What the task asks →
Everything in the listing below should be repeated exactly, apart from the pictures.

Extracted entries →

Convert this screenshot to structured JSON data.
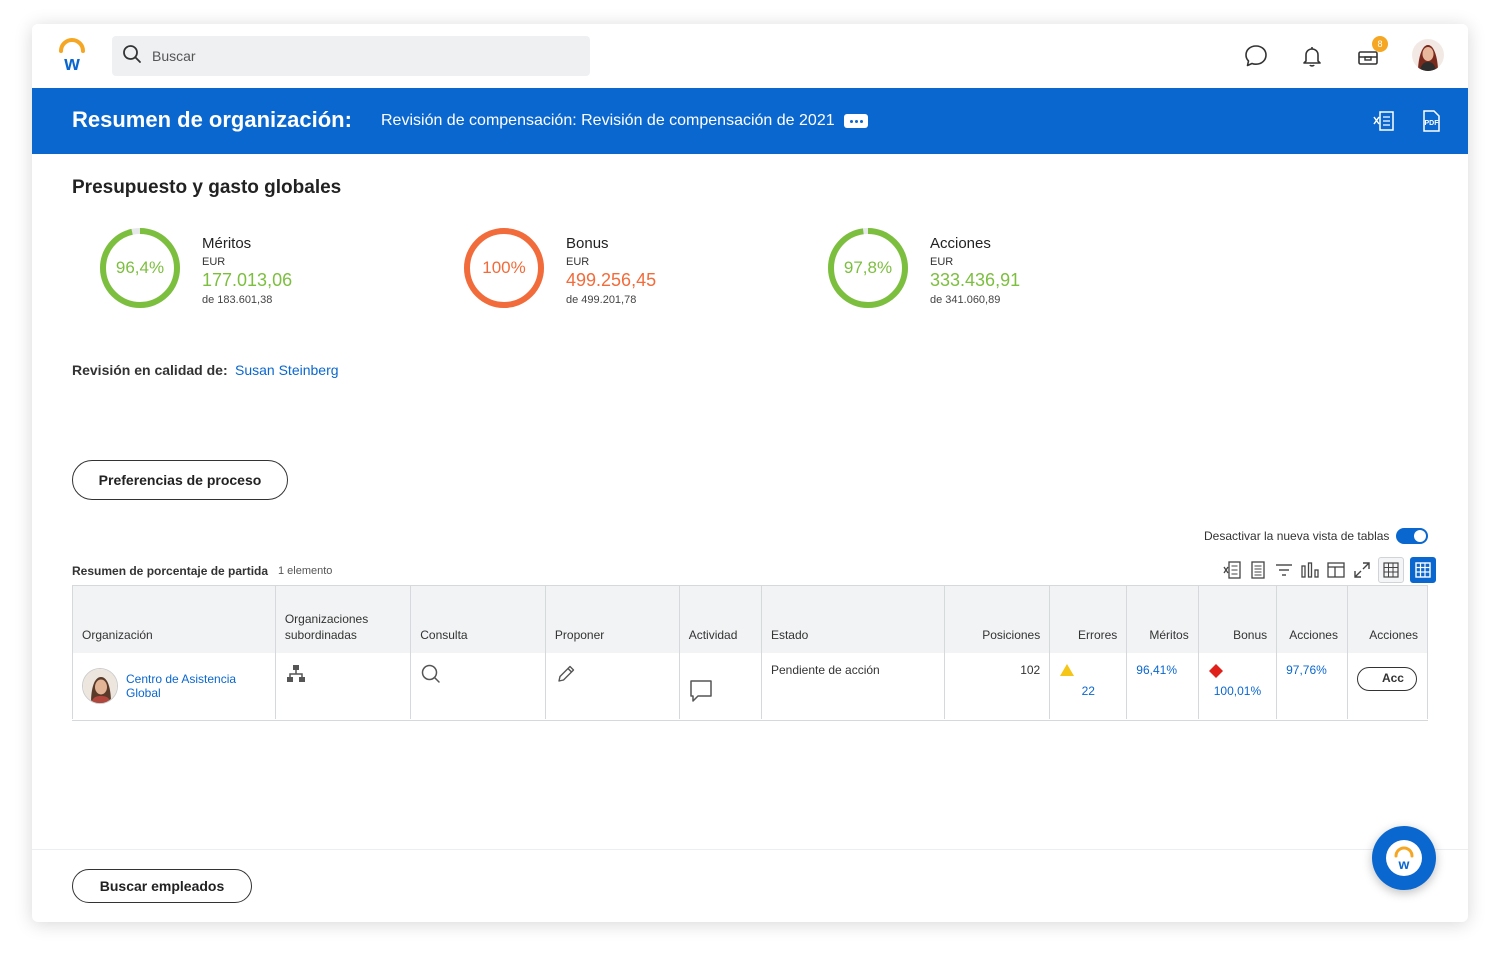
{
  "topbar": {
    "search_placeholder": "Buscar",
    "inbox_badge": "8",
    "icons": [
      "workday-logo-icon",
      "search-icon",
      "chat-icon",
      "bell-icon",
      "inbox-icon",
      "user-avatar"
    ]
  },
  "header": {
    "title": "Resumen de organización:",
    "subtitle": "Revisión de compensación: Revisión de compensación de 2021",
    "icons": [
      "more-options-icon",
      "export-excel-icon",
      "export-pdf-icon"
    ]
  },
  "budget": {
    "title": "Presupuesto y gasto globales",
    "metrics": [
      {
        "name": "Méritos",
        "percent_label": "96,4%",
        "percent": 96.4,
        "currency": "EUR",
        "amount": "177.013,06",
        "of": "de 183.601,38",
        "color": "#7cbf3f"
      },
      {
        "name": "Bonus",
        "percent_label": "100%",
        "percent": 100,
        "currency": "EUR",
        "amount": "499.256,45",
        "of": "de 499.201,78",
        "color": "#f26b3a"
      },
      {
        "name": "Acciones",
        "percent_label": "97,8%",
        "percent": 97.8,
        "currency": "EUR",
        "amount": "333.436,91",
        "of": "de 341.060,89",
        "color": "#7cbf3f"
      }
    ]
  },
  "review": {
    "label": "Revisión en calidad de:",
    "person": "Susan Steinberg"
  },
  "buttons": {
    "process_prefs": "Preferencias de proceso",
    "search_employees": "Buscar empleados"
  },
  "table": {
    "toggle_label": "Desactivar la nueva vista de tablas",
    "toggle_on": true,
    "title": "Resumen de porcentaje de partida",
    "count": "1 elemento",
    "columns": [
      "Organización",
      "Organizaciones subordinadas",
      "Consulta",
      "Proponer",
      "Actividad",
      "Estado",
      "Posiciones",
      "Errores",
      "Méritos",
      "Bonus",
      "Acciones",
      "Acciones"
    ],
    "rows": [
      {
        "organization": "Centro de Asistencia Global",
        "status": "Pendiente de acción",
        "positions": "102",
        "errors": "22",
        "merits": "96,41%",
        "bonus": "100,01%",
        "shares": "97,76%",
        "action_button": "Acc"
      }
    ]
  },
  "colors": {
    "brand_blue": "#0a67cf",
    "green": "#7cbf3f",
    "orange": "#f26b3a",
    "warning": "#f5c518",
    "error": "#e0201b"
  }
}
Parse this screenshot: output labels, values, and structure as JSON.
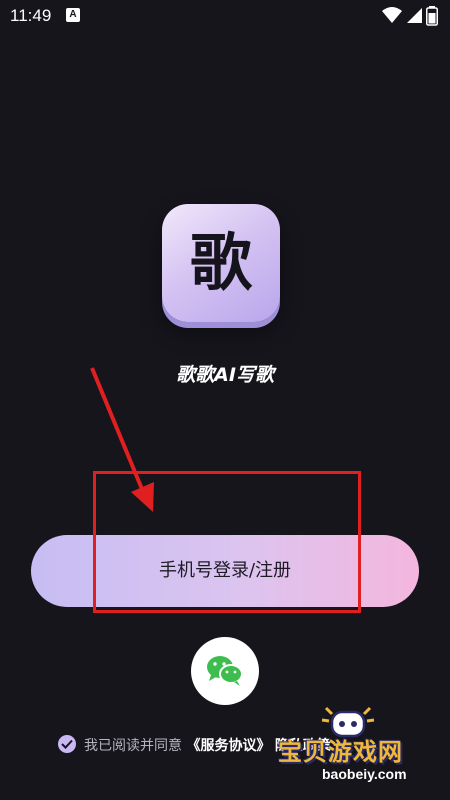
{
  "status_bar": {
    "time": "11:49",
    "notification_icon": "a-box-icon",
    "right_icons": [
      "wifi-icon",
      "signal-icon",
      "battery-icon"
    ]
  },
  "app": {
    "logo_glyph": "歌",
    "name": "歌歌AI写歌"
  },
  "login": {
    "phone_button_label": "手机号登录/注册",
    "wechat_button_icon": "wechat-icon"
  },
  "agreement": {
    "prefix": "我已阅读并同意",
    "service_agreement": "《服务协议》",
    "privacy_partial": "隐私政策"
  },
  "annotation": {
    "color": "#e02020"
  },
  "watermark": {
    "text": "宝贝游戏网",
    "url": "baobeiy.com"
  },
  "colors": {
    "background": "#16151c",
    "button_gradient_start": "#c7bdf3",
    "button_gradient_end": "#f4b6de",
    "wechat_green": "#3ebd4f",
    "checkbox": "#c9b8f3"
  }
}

Answer space →
Convert this screenshot to structured JSON data.
{
  "topbar": {
    "search_placeholder": "Buscar",
    "inbox_badge": "8",
    "icons": [
      "workday-logo-icon",
      "search-icon",
      "chat-icon",
      "bell-icon",
      "inbox-icon",
      "user-avatar"
    ]
  },
  "header": {
    "title": "Resumen de organización:",
    "subtitle": "Revisión de compensación: Revisión de compensación de 2021",
    "icons": [
      "more-options-icon",
      "export-excel-icon",
      "export-pdf-icon"
    ]
  },
  "budget": {
    "title": "Presupuesto y gasto globales",
    "metrics": [
      {
        "name": "Méritos",
        "percent_label": "96,4%",
        "percent": 96.4,
        "currency": "EUR",
        "amount": "177.013,06",
        "of": "de 183.601,38",
        "color": "#7cbf3f"
      },
      {
        "name": "Bonus",
        "percent_label": "100%",
        "percent": 100,
        "currency": "EUR",
        "amount": "499.256,45",
        "of": "de 499.201,78",
        "color": "#f26b3a"
      },
      {
        "name": "Acciones",
        "percent_label": "97,8%",
        "percent": 97.8,
        "currency": "EUR",
        "amount": "333.436,91",
        "of": "de 341.060,89",
        "color": "#7cbf3f"
      }
    ]
  },
  "review": {
    "label": "Revisión en calidad de:",
    "person": "Susan Steinberg"
  },
  "buttons": {
    "process_prefs": "Preferencias de proceso",
    "search_employees": "Buscar empleados"
  },
  "table": {
    "toggle_label": "Desactivar la nueva vista de tablas",
    "toggle_on": true,
    "title": "Resumen de porcentaje de partida",
    "count": "1 elemento",
    "columns": [
      "Organización",
      "Organizaciones subordinadas",
      "Consulta",
      "Proponer",
      "Actividad",
      "Estado",
      "Posiciones",
      "Errores",
      "Méritos",
      "Bonus",
      "Acciones",
      "Acciones"
    ],
    "rows": [
      {
        "organization": "Centro de Asistencia Global",
        "status": "Pendiente de acción",
        "positions": "102",
        "errors": "22",
        "merits": "96,41%",
        "bonus": "100,01%",
        "shares": "97,76%",
        "action_button": "Acc"
      }
    ]
  },
  "colors": {
    "brand_blue": "#0a67cf",
    "green": "#7cbf3f",
    "orange": "#f26b3a",
    "warning": "#f5c518",
    "error": "#e0201b"
  }
}
Parse this screenshot: output labels, values, and structure as JSON.
{
  "status_bar": {
    "time": "11:49",
    "notification_icon": "a-box-icon",
    "right_icons": [
      "wifi-icon",
      "signal-icon",
      "battery-icon"
    ]
  },
  "app": {
    "logo_glyph": "歌",
    "name": "歌歌AI写歌"
  },
  "login": {
    "phone_button_label": "手机号登录/注册",
    "wechat_button_icon": "wechat-icon"
  },
  "agreement": {
    "prefix": "我已阅读并同意",
    "service_agreement": "《服务协议》",
    "privacy_partial": "隐私政策"
  },
  "annotation": {
    "color": "#e02020"
  },
  "watermark": {
    "text": "宝贝游戏网",
    "url": "baobeiy.com"
  },
  "colors": {
    "background": "#16151c",
    "button_gradient_start": "#c7bdf3",
    "button_gradient_end": "#f4b6de",
    "wechat_green": "#3ebd4f",
    "checkbox": "#c9b8f3"
  }
}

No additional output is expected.